The decision to bring forward publication of the minutes - which explain in detail the MPC's reasoning - follows pressure from the Treasury Select Committee.
The Committee, chaired by Giles Radice MP, argued that early publication of the minutes was important on two counts. First, it would help the markets understand MPC thinking sooner. Second, it would improve accountability. Under the old timetable, Select Committee members were frequently unaware of the full voting record of the MPC members who were called to appear before them.
Mr Radice said yesterday: "I am very pleased at the decision. A fortnight is about right, as the committee was concerned not to lower the quality of the minutes."
However, not all economists agreed with the decision, arguing that early publication of the minutes could increase market volatility. Neil Parker at Royal Bank of Scotland said: "We are disturbed by the news.

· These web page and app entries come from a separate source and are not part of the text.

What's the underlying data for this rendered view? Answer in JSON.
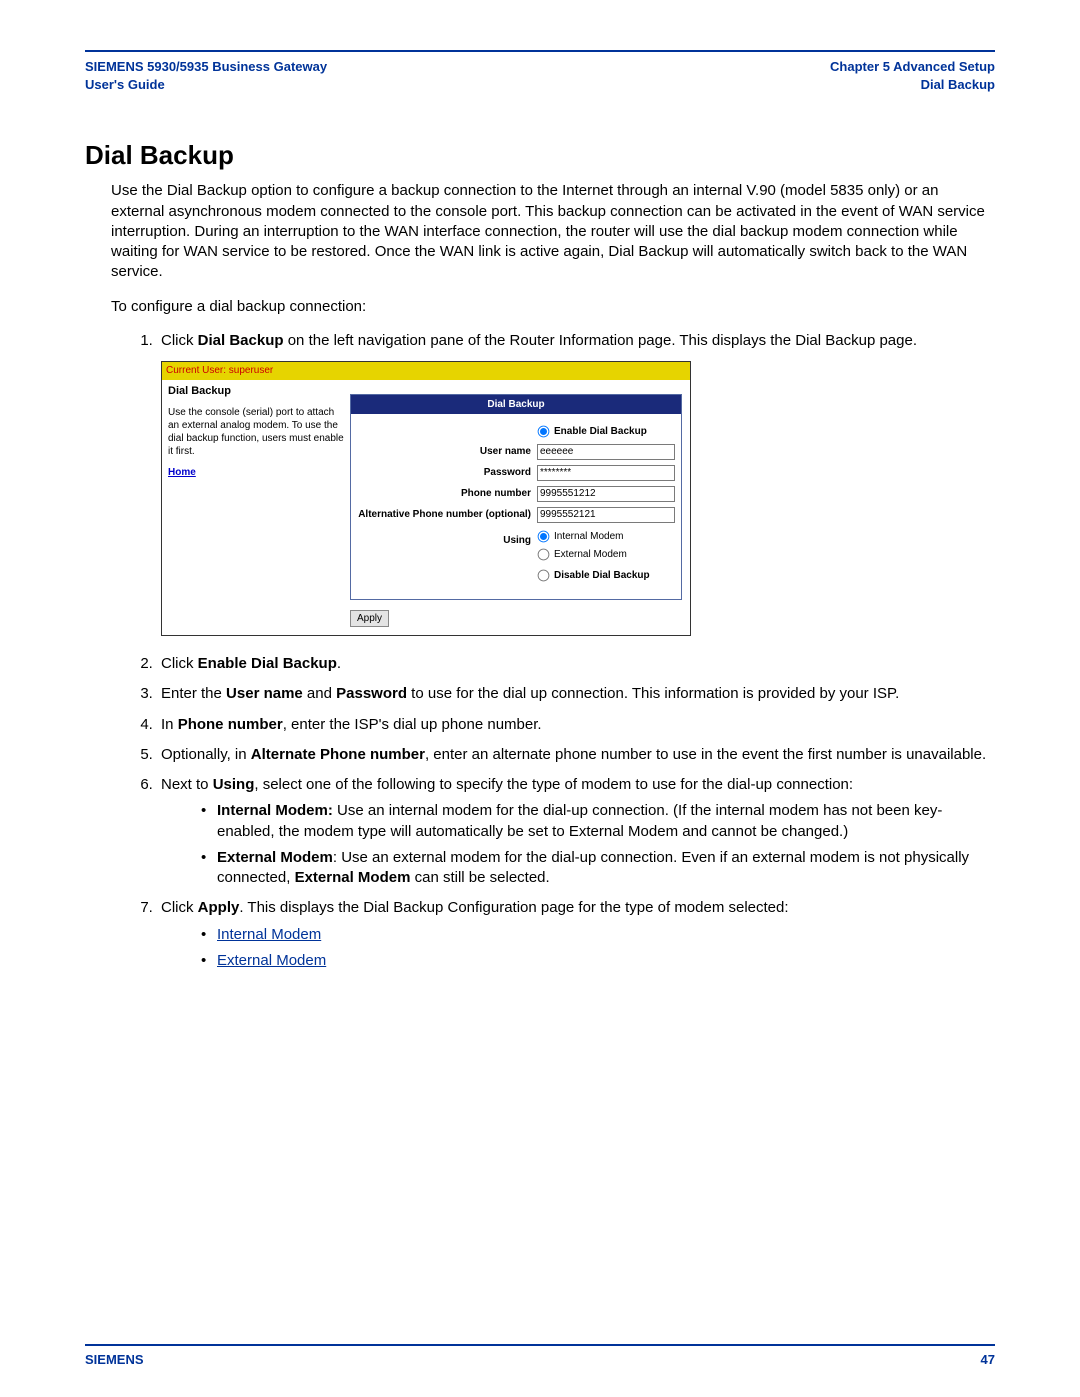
{
  "header": {
    "leftLine1": "SIEMENS 5930/5935 Business Gateway",
    "leftLine2": "User's Guide",
    "rightLine1": "Chapter 5  Advanced Setup",
    "rightLine2": "Dial Backup"
  },
  "title": "Dial Backup",
  "intro": "Use the Dial Backup option to configure a backup connection to the Internet through an internal V.90 (model 5835 only) or an external asynchronous modem connected to the console port. This backup connection can be activated in the event of WAN service interruption. During an interruption to the WAN interface connection, the router will use the dial backup modem connection while waiting for WAN service to be restored. Once the WAN link is active again, Dial Backup will automatically switch back to the WAN service.",
  "lead": "To configure a dial backup connection:",
  "steps": {
    "s1a": "Click ",
    "s1b": "Dial Backup",
    "s1c": " on the left navigation pane of the Router Information page. This displays the Dial Backup page.",
    "s2a": "Click ",
    "s2b": "Enable Dial Backup",
    "s2c": ".",
    "s3a": "Enter the ",
    "s3b": "User name",
    "s3c": " and ",
    "s3d": "Password",
    "s3e": " to use for the dial up connection. This information is provided by your ISP.",
    "s4a": "In ",
    "s4b": "Phone number",
    "s4c": ", enter the ISP's dial up phone number.",
    "s5a": "Optionally, in ",
    "s5b": "Alternate Phone number",
    "s5c": ", enter an alternate phone number to use in the event the first number is unavailable.",
    "s6a": "Next to ",
    "s6b": "Using",
    "s6c": ", select one of the following to specify the type of modem to use for the dial-up connection:",
    "s6_b1a": "Internal Modem:",
    "s6_b1b": " Use an internal modem for the dial-up connection. (If the internal modem has not been key-enabled, the modem type will automatically be set to External Modem and cannot be changed.)",
    "s6_b2a": "External Modem",
    "s6_b2b": ": Use an external modem for the dial-up connection. Even if an external modem is not physically connected, ",
    "s6_b2c": "External Modem",
    "s6_b2d": " can still be selected.",
    "s7a": "Click ",
    "s7b": "Apply",
    "s7c": ". This displays the Dial Backup Configuration page for the type of modem selected:",
    "s7_link1": "Internal Modem",
    "s7_link2": "External Modem"
  },
  "ui": {
    "userbar": "Current User: superuser",
    "side_title": "Dial Backup",
    "side_text": "Use the console (serial) port to attach an external analog modem. To use the dial backup function, users must enable it first.",
    "home": "Home",
    "panel_title": "Dial Backup",
    "enable_label": "Enable Dial Backup",
    "disable_label": "Disable Dial Backup",
    "user_label": "User name",
    "user_val": "eeeeee",
    "pass_label": "Password",
    "pass_val": "********",
    "phone_label": "Phone number",
    "phone_val": "9995551212",
    "alt_label": "Alternative Phone number (optional)",
    "alt_val": "9995552121",
    "using_label": "Using",
    "internal": "Internal Modem",
    "external": "External Modem",
    "apply": "Apply"
  },
  "footer": {
    "left": "SIEMENS",
    "right": "47"
  }
}
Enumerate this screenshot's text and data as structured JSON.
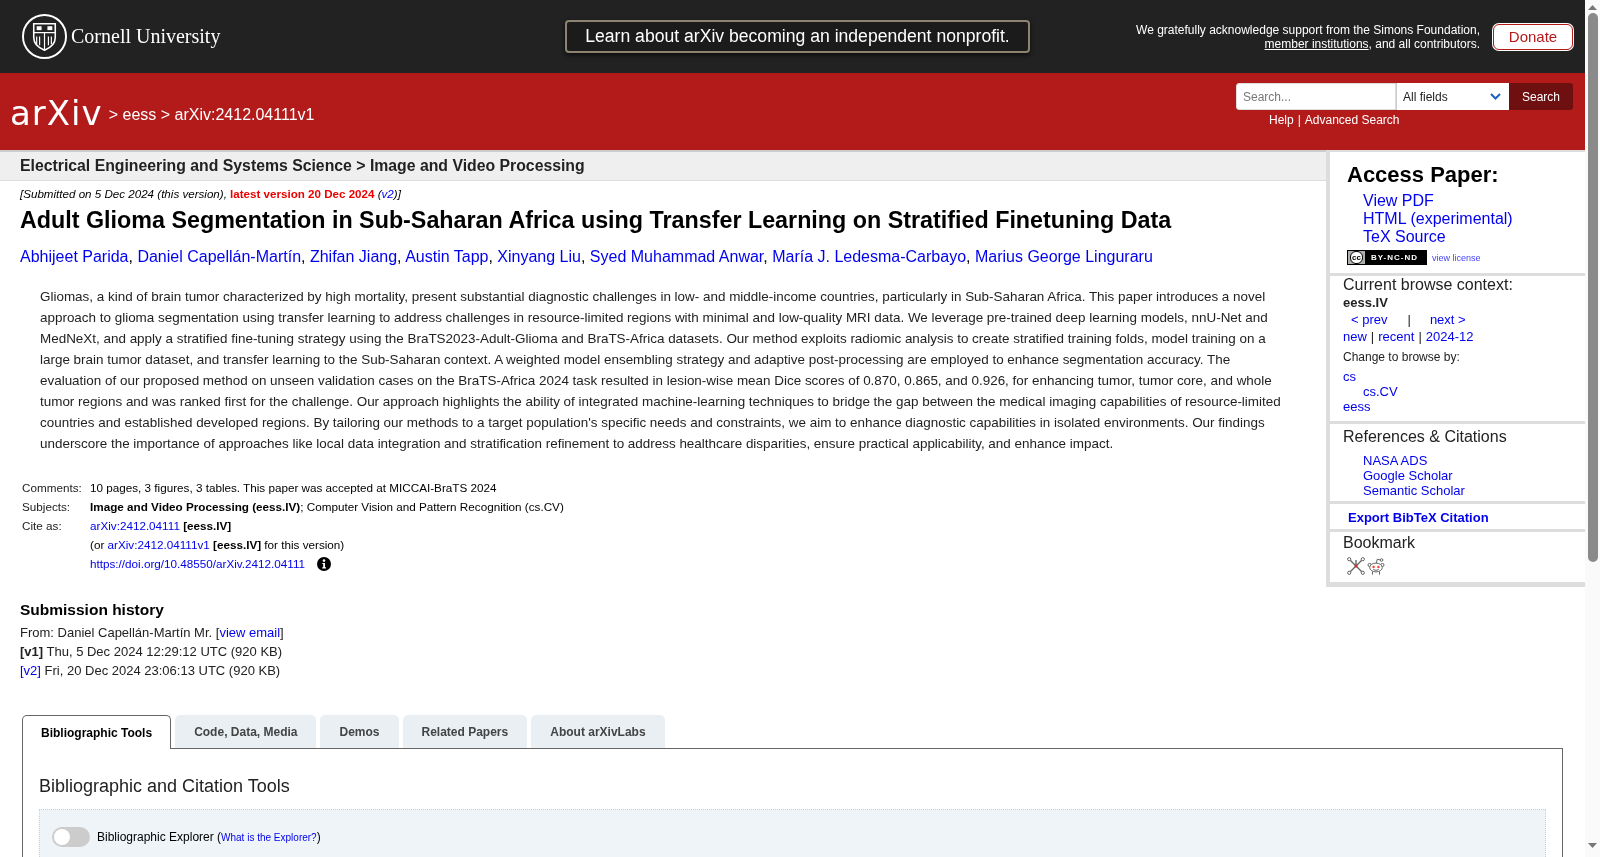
{
  "header": {
    "institution": "Cornell University",
    "banner": "Learn about arXiv becoming an independent nonprofit.",
    "acknowledgment": [
      {
        "kind": "text",
        "text": "We gratefully acknowledge support from the Simons Foundation, "
      },
      {
        "kind": "link",
        "text": "member institutions"
      },
      {
        "kind": "text",
        "text": ", and all contributors."
      }
    ],
    "donate": "Donate"
  },
  "navbar": {
    "logo": "arXiv",
    "breadcrumb": {
      "separator": ">",
      "items": [
        "eess",
        "arXiv:2412.04111v1"
      ]
    },
    "search": {
      "placeholder": "Search...",
      "field": "All fields",
      "button": "Search",
      "links": [
        "Help",
        "Advanced Search"
      ],
      "separator": "|"
    }
  },
  "main": {
    "subject_heading": "Electrical Engineering and Systems Science > Image and Video Processing",
    "dateline": [
      {
        "kind": "text",
        "text": "[Submitted on 5 Dec 2024 (this version), "
      },
      {
        "kind": "highlight_link",
        "text": "latest version 20 Dec 2024"
      },
      {
        "kind": "text",
        "text": " ("
      },
      {
        "kind": "link",
        "text": "v2"
      },
      {
        "kind": "text",
        "text": ")]"
      }
    ],
    "title": "Adult Glioma Segmentation in Sub-Saharan Africa using Transfer Learning on Stratified Finetuning Data",
    "authors": {
      "names": [
        "Abhijeet Parida",
        "Daniel Capellán-Martín",
        "Zhifan Jiang",
        "Austin Tapp",
        "Xinyang Liu",
        "Syed Muhammad Anwar",
        "María J. Ledesma-Carbayo",
        "Marius George Linguraru"
      ],
      "separator": ", "
    },
    "abstract": "Gliomas, a kind of brain tumor characterized by high mortality, present substantial diagnostic challenges in low- and middle-income countries, particularly in Sub-Saharan Africa. This paper introduces a novel approach to glioma segmentation using transfer learning to address challenges in resource-limited regions with minimal and low-quality MRI data. We leverage pre-trained deep learning models, nnU-Net and MedNeXt, and apply a stratified fine-tuning strategy using the BraTS2023-Adult-Glioma and BraTS-Africa datasets. Our method exploits radiomic analysis to create stratified training folds, model training on a large brain tumor dataset, and transfer learning to the Sub-Saharan context. A weighted model ensembling strategy and adaptive post-processing are employed to enhance segmentation accuracy. The evaluation of our proposed method on unseen validation cases on the BraTS-Africa 2024 task resulted in lesion-wise mean Dice scores of 0.870, 0.865, and 0.926, for enhancing tumor, tumor core, and whole tumor regions and was ranked first for the challenge. Our approach highlights the ability of integrated machine-learning techniques to bridge the gap between the medical imaging capabilities of resource-limited countries and established developed regions. By tailoring our methods to a target population's specific needs and constraints, we aim to enhance diagnostic capabilities in isolated environments. Our findings underscore the importance of approaches like local data integration and stratification refinement to address healthcare disparities, ensure practical applicability, and enhance impact.",
    "metadata": [
      {
        "label": "Comments:",
        "lines": [
          {
            "parts": [
              {
                "kind": "text",
                "text": "10 pages, 3 figures, 3 tables. This paper was accepted at MICCAI-BraTS 2024"
              }
            ]
          }
        ]
      },
      {
        "label": "Subjects:",
        "lines": [
          {
            "parts": [
              {
                "kind": "bold",
                "text": "Image and Video Processing (eess.IV)"
              },
              {
                "kind": "text",
                "text": "; Computer Vision and Pattern Recognition (cs.CV)"
              }
            ]
          }
        ]
      },
      {
        "label": "Cite as:",
        "lines": [
          {
            "parts": [
              {
                "kind": "link",
                "text": "arXiv:2412.04111"
              },
              {
                "kind": "bold",
                "text": " [eess.IV]"
              }
            ]
          },
          {
            "parts": [
              {
                "kind": "text",
                "text": "(or "
              },
              {
                "kind": "link",
                "text": "arXiv:2412.04111v1"
              },
              {
                "kind": "bold",
                "text": " [eess.IV]"
              },
              {
                "kind": "text",
                "text": " for this version)"
              }
            ]
          },
          {
            "parts": [
              {
                "kind": "link",
                "text": "https://doi.org/10.48550/arXiv.2412.04111"
              }
            ],
            "info_icon": true
          }
        ]
      }
    ]
  },
  "sidebar": {
    "access": {
      "heading": "Access Paper:",
      "links": [
        "View PDF",
        "HTML (experimental)",
        "TeX Source"
      ],
      "license": {
        "logo": "cc",
        "type": "BY-NC-ND",
        "link": "view license"
      }
    },
    "browse": {
      "heading": "Current browse context:",
      "category": "eess.IV",
      "prev": "< prev",
      "separator": "|",
      "next": "next >",
      "periods": [
        "new",
        "recent",
        "2024-12"
      ],
      "change_label": "Change to browse by:",
      "categories": [
        {
          "label": "cs",
          "children": [
            {
              "label": "cs.CV"
            }
          ]
        },
        {
          "label": "eess"
        }
      ]
    },
    "references": {
      "heading": "References & Citations",
      "links": [
        "NASA ADS",
        "Google Scholar",
        "Semantic Scholar"
      ]
    },
    "export": "Export BibTeX Citation",
    "bookmark": {
      "heading": "Bookmark"
    }
  },
  "submission_history": {
    "heading": "Submission history",
    "lines": [
      [
        {
          "kind": "text",
          "text": "From: Daniel Capellán-Martín Mr. ["
        },
        {
          "kind": "link",
          "text": "view email"
        },
        {
          "kind": "text",
          "text": "]"
        }
      ],
      [
        {
          "kind": "bold",
          "text": "[v1]"
        },
        {
          "kind": "text",
          "text": " Thu, 5 Dec 2024 12:29:12 UTC (920 KB)"
        }
      ],
      [
        {
          "kind": "link",
          "text": "[v2]"
        },
        {
          "kind": "text",
          "text": " Fri, 20 Dec 2024 23:06:13 UTC (920 KB)"
        }
      ]
    ]
  },
  "lab_tabs": {
    "tabs": [
      {
        "label": "Bibliographic Tools",
        "selected": true
      },
      {
        "label": "Code, Data, Media",
        "selected": false
      },
      {
        "label": "Demos",
        "selected": false
      },
      {
        "label": "Related Papers",
        "selected": false
      },
      {
        "label": "About arXivLabs",
        "selected": false
      }
    ],
    "panel": {
      "heading": "Bibliographic and Citation Tools",
      "explorer": {
        "on": false,
        "label": [
          {
            "kind": "text",
            "text": "Bibliographic Explorer ("
          },
          {
            "kind": "link",
            "text": "What is the Explorer?"
          },
          {
            "kind": "text",
            "text": ")"
          }
        ]
      }
    }
  }
}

Swings in MPC voting patterns have been such that, on at least two occasions this year, earlier publication of the minutes would have suckered the markets into believing the next rate decision would have been different to the decision we got."
In his letter to Mr Radice, Eddie George, Governor of the Bank of England, said the MPC had considered carefully whether earlier publication of the minutes would give rise to greater market uncertainty.
He concluded: "Our experience since 1994, when we started publishing the minutes of the Chancellor-Governor meetings, does not suggest that this is likely to occur at all frequently."